Nearly two months after Haiti's Jan. 12 earthquake trapped Jocelyn Sannon with life-threatening injuries, the Westbury woman is finally back on Long Island and is recuperating in a Uniondale nursing home.
Sannon, who emigrated from Haiti to Long Island in the early 1980s, was visiting family in her native city of Leogane, 25 miles outside Port-au-Prince, when the magnitude 7.0 temblor hit.
Falling debris broke both of her legs and left her with gashes that later became infected. With the local hospital destroyed and no way to clean her wounds, her brother pulled off his shirt and stanched the bleeding with bandages cut from the fabric.
"I was full of panic," said Sannon, 55, who since the earthquake has been shuttled from Haiti to medical facilities in Jamaica and Miami before arriving back home Tuesday. "Nobody knew what was happening. My leg was getting worse."
With her left leg swelling with infection, and no medical care available in the earthquake's chaotic aftermath, family members realized it was imperative that she be able to leave Haiti. Doctors would later tell her husband, Lionel Sannon, who was in Westbury at the time of the earthquake, that had she remained in Haiti a few days more, they might have had to amputate.
But getting off the island without a passport was virtually impossible. Sannon's U.S. passport was inside the home of her aunt, which was badly damaged and on the edge of collapse. And because houses around them were crumbling with every new aftershock - there were 32 aftershocks within nine hours of the quake - retrieving the passport was a deadly mission.
But there seemed no other choice, with Sannon's leg getting worse. Her aunt crept into the listing house, found Sannon's passport and made it back out.
A brother fitted a pickup truck with a borrowed mattress and loaded Sannon in the bed.
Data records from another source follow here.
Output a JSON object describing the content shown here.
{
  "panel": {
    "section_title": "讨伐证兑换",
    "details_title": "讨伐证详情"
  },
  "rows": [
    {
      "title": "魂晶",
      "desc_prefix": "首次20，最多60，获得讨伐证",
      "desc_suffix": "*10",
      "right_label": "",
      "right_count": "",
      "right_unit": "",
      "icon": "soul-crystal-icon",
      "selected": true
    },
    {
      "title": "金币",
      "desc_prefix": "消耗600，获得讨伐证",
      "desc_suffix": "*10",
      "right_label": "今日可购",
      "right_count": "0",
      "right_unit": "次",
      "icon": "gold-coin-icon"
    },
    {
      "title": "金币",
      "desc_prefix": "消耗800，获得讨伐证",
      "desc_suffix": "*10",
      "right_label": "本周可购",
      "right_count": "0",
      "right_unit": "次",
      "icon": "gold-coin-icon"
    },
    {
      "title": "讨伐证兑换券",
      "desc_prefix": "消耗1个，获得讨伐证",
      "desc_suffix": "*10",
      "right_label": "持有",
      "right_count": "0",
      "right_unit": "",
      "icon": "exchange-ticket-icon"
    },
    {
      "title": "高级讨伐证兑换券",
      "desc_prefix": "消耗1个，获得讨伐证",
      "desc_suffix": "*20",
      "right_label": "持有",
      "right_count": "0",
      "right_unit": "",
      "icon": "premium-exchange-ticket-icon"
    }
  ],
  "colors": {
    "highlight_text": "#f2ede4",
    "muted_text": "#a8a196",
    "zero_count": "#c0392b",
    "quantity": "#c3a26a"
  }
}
They drove to Port-au-Prince along a road of nightmarish devastation, where bodies were frequently encountered on its rutted surface.
"I closed my eyes," Sannon said. "It was terrible."
Her fortunes turned soon after she reached U.S. officials at the airport in Port-au-Prince.
She was loaded aboard a military plane and flown to a hospital in Jamaica, where her wounds were treated. She was then flown to a hospital in Miami, where doctors performed surgery to repair her legs.
After the quake, her husband had tried unsuccessfully for three days to telephone her from Westbury. Now he will have an easier time checking her progress: She is recuperating at the A. Holly Patterson Extended Care Facility in Uniondale, where he works as a nurse.